(Element data from apps and pages):
● ● ●

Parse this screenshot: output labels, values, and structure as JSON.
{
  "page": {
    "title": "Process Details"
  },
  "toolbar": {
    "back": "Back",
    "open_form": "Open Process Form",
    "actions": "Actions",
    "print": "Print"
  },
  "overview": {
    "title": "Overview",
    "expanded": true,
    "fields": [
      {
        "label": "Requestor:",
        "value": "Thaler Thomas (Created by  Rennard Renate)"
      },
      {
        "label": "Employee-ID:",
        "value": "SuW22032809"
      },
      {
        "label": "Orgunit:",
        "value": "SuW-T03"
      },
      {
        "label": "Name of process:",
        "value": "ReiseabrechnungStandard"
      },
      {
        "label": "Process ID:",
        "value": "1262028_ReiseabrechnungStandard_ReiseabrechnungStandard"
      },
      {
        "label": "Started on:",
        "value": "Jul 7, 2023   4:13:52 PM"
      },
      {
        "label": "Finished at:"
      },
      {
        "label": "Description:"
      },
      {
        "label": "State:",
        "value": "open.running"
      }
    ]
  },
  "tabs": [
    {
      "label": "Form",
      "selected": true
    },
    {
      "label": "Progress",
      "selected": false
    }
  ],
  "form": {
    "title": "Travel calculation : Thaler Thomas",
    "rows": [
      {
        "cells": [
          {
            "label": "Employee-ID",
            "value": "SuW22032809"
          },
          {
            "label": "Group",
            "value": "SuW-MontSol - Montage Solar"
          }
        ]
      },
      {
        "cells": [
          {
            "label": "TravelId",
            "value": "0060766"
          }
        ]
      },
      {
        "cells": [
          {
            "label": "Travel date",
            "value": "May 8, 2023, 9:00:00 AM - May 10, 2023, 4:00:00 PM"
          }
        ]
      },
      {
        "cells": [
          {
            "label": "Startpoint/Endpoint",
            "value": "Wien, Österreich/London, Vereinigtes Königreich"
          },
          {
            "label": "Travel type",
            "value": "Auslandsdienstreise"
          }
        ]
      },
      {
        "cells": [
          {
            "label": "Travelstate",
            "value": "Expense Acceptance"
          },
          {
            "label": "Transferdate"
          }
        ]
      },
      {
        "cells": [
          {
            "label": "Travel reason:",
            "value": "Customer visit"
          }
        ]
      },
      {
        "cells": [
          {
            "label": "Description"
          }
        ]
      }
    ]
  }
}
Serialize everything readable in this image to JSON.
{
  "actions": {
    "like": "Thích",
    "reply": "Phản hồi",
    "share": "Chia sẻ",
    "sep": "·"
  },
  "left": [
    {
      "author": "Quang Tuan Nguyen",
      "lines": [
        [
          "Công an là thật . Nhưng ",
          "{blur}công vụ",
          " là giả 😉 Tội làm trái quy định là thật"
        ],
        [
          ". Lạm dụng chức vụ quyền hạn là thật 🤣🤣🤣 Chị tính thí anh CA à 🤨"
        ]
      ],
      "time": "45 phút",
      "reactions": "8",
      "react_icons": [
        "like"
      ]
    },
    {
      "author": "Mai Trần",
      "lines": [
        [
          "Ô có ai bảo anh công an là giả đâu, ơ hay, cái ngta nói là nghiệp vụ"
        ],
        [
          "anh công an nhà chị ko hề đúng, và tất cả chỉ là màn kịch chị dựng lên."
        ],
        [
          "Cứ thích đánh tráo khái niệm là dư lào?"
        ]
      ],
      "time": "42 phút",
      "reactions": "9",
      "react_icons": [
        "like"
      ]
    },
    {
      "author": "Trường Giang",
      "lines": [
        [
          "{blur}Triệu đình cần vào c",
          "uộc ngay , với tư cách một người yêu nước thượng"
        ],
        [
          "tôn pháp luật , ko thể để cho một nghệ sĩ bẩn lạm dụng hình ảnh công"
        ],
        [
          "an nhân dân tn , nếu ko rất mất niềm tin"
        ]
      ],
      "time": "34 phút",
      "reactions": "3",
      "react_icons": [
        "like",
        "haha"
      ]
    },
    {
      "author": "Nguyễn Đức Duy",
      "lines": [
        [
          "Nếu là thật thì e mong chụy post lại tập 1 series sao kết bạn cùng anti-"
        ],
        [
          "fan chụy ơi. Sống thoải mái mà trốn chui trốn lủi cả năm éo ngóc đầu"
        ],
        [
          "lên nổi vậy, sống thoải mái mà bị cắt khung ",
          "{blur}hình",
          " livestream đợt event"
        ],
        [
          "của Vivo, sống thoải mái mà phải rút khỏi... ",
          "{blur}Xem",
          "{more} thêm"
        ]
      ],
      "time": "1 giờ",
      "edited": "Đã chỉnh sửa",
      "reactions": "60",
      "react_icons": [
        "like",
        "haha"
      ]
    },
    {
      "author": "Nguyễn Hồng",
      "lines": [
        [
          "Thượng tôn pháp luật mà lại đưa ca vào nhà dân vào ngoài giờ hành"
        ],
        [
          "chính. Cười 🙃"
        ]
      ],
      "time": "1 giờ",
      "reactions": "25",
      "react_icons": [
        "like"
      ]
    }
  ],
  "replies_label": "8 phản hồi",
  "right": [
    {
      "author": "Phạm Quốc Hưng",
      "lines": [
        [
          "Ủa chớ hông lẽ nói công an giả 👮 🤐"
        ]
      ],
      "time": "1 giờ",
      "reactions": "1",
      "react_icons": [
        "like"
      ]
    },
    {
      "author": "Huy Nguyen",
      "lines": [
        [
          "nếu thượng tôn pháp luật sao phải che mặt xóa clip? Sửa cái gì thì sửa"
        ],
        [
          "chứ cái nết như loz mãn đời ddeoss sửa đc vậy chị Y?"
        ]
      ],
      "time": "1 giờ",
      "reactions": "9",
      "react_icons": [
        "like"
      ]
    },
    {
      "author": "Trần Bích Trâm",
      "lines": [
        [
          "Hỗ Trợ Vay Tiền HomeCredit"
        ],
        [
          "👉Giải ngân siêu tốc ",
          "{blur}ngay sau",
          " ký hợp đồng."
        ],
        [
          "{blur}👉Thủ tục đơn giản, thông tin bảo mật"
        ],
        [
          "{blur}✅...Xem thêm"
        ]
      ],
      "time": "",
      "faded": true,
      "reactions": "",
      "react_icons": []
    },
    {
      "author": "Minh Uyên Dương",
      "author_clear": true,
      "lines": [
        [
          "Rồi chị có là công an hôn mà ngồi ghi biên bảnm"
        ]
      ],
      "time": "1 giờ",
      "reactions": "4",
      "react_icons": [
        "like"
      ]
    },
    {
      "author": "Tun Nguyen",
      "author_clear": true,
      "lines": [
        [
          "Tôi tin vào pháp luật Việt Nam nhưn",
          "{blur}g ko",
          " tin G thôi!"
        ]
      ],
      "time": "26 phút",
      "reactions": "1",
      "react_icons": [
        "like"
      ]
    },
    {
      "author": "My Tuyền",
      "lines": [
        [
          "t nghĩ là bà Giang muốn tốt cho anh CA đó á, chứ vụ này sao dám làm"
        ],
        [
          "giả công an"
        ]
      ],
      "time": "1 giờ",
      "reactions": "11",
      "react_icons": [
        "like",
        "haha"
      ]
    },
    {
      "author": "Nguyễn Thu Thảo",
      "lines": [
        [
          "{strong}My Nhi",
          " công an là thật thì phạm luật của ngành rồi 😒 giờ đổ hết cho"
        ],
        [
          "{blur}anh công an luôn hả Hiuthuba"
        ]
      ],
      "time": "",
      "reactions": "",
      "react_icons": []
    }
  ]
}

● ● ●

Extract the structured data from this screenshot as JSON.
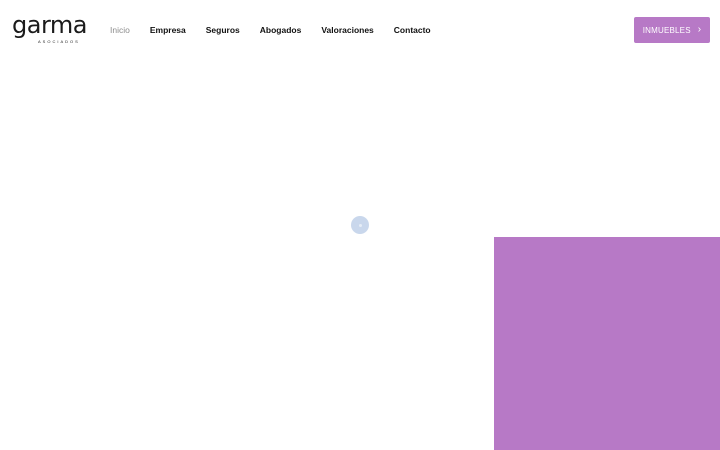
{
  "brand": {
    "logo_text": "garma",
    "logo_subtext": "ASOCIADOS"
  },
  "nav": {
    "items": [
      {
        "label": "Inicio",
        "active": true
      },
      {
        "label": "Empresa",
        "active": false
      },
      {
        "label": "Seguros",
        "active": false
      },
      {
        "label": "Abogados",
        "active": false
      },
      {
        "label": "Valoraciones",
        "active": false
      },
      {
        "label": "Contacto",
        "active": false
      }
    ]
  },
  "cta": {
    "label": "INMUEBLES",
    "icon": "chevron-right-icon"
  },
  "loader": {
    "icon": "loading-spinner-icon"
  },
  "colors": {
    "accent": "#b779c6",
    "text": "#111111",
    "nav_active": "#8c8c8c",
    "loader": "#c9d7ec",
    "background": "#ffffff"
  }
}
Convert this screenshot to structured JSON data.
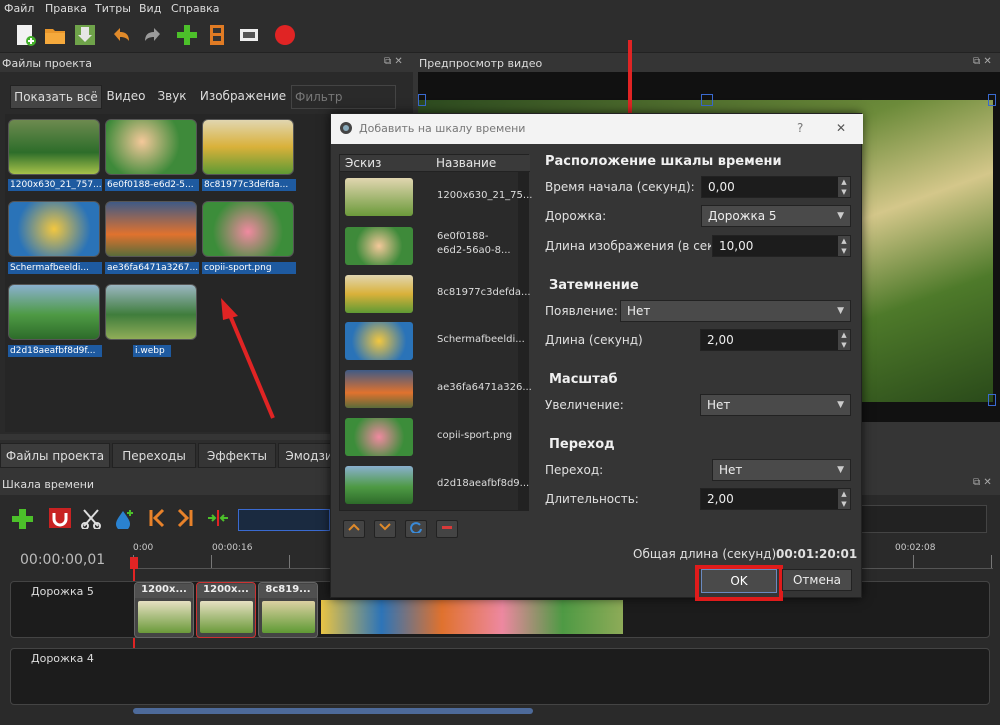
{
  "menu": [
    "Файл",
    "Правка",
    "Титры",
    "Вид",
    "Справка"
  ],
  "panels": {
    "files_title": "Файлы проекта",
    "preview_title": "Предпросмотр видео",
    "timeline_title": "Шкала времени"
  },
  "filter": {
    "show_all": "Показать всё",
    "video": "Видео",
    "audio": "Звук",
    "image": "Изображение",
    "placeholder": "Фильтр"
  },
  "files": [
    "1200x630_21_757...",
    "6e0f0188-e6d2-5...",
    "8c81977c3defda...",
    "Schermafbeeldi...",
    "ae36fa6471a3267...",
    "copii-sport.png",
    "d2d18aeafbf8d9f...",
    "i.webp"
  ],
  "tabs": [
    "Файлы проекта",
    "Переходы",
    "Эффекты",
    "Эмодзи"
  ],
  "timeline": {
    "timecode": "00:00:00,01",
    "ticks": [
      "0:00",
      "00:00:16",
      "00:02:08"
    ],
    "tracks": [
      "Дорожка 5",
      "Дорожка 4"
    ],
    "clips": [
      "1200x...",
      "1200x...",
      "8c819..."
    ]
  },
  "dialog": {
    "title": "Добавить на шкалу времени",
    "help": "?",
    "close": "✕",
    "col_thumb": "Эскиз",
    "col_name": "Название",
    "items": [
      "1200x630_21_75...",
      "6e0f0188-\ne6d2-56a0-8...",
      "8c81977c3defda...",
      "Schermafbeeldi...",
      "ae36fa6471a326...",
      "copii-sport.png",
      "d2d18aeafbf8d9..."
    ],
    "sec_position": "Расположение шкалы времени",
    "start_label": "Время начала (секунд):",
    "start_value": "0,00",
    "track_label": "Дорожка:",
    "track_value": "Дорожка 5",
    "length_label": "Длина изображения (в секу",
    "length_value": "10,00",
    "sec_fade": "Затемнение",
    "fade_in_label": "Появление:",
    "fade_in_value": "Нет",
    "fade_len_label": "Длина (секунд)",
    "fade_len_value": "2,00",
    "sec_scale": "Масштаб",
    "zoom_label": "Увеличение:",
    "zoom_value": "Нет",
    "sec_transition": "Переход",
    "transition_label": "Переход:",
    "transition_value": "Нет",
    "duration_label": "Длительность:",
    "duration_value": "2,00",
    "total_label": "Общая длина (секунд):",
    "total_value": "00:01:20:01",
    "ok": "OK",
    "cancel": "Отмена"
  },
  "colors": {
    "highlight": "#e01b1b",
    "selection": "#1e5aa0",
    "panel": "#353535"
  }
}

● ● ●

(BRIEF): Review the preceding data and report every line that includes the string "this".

(ANSWER SECTION):
Parse this screenshot: output labels, values, and structure as JSON.
Serialize everything readable in this image to JSON.
Extract the structured data from this screenshot as JSON.
Convert this screenshot to structured JSON data.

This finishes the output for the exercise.